------ DATA FOR THE TASK ------

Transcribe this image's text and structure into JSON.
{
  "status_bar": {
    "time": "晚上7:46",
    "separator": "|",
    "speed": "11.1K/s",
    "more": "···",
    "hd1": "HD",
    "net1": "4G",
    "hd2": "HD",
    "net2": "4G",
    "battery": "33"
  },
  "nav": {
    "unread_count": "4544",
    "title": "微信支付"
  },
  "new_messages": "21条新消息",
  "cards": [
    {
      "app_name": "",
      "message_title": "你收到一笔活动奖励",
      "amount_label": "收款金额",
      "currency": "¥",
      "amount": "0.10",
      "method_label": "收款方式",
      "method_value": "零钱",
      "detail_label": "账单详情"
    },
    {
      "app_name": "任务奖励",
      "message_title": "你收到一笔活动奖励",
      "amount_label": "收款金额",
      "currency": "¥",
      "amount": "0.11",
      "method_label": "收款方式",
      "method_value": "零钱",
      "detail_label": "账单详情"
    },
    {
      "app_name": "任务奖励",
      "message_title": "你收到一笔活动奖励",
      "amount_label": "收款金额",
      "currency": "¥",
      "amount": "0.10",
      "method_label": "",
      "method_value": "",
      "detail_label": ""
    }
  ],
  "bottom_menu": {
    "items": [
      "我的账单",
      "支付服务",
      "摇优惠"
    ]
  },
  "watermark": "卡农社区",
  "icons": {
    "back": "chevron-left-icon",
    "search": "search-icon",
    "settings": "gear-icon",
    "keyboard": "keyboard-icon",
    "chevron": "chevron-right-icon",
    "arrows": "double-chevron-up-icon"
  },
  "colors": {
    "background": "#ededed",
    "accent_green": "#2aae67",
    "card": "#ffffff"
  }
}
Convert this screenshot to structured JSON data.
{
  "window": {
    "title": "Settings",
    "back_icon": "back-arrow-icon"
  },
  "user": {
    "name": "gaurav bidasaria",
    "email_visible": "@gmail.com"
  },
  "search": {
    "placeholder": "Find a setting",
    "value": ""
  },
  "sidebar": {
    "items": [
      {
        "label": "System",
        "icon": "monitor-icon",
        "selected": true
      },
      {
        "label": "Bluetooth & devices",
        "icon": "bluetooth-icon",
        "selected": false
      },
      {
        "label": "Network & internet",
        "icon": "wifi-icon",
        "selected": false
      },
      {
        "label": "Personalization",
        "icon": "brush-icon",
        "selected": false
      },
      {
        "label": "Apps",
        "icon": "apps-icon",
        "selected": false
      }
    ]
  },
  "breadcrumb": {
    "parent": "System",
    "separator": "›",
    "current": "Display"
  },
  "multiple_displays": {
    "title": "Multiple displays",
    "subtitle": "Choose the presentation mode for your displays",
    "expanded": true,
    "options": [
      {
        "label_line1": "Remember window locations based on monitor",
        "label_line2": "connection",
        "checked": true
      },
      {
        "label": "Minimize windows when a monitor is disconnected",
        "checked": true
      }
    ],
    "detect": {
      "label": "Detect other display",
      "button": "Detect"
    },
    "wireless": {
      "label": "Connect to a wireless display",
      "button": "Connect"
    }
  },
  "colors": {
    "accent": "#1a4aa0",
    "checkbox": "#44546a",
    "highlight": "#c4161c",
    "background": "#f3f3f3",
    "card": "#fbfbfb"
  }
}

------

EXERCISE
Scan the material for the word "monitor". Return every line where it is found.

FINAL ANSWER
        "icon": "monitor-icon",
        "label_line1": "Remember window locations based on monitor",
        "label": "Minimize windows when a monitor is disconnected",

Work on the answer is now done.